WebOS Open Source Edition comes with an SDK available as well as instructions for building the operating system (links below). It can also be installed on a Raspberry Pi 3 computer. The OS includes a home launcher, support or notifications, and system apps including a Settings app and a version of Google’s open source Chromium web browser. As the name suggests, the webOS is designed to run apps built using web technologies including HTML5, JavaScript, and CSS.

 

LG’s answer to Samsung’s Tizen

LG’s cross-town rival Samsung develops and uses the open-sourced Tizen OS on a variety of its devices. The device category list includes smartwatches, televisions, refrigerators, blu-ray players, robotic vacuums, and even smartphones. LG has definitely taken a note of it and desires to do the same. And it’s quite natural and logical. Control the hardware and software platforms, and you have a much better chance of standing out against your competitors. But then, the company first needs find developers brave enough to bite on a little-used OS, of course.

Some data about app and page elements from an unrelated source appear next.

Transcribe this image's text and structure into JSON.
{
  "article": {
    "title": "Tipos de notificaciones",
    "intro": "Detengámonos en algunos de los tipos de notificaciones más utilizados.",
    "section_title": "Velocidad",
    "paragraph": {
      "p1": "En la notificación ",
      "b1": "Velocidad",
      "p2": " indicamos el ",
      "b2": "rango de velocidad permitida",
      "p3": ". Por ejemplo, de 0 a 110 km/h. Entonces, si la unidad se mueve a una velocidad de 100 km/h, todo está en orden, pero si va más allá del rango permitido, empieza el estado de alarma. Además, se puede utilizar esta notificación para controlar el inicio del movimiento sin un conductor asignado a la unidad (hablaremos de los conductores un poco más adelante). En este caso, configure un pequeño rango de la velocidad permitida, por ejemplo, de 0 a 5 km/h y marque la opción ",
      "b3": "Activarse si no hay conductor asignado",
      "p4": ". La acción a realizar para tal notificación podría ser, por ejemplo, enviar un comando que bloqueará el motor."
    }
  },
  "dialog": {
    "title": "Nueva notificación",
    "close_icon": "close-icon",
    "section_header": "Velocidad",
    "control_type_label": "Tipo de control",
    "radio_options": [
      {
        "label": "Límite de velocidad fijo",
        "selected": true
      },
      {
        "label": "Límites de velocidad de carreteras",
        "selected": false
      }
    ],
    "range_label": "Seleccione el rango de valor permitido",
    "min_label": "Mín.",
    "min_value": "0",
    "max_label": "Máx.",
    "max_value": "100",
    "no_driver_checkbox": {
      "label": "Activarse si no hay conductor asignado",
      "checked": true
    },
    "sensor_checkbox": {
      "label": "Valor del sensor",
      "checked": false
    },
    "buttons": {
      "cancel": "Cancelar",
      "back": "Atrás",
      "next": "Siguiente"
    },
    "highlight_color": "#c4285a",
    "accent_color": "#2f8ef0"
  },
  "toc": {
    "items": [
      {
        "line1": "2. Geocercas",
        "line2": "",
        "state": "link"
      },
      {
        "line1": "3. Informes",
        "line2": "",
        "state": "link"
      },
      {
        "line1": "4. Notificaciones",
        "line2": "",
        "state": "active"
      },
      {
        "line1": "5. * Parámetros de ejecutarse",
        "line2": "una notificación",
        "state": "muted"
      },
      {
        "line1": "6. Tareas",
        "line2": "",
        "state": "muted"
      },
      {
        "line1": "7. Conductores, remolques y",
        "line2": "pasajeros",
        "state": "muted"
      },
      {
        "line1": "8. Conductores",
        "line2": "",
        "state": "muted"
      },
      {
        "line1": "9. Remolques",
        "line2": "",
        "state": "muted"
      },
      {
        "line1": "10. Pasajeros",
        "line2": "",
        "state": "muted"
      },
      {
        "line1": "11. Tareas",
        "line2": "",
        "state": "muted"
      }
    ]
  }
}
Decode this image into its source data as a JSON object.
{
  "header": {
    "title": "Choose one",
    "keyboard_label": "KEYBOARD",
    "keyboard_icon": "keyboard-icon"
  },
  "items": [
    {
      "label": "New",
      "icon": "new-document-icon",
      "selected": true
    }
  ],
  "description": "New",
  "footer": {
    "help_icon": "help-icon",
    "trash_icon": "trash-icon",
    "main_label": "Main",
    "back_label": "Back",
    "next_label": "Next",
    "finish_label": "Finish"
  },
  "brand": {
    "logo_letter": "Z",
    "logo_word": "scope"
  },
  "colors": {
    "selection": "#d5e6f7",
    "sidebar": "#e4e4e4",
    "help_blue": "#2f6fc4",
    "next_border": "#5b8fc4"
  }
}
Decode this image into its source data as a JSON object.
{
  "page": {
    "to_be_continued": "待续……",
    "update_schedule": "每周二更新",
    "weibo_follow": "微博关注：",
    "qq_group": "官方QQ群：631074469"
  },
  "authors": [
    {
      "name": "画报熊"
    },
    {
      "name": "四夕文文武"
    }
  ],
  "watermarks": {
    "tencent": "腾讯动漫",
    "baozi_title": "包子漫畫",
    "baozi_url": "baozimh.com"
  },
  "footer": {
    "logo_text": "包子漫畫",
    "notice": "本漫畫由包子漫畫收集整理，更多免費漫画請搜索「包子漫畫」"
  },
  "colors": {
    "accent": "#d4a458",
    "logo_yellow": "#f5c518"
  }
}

LG, however, is confident and says developers needn’t fear webOS, as it’s a familiar “Linux-kernel-based multitasking OS with support for HTML5 and CSS3.” LG is working with the National IT Industry Promotion Agency (NIPA) to find suitable webOS business proposals, and will provide logistical and technical support to any viable candidates with commercialization as the end goal. This will provide a competitive advantage for the developers choosing webOS rather than Android, which does supports a massive array of third-party apps, many of which are not yet available for webOS, or even Tizen.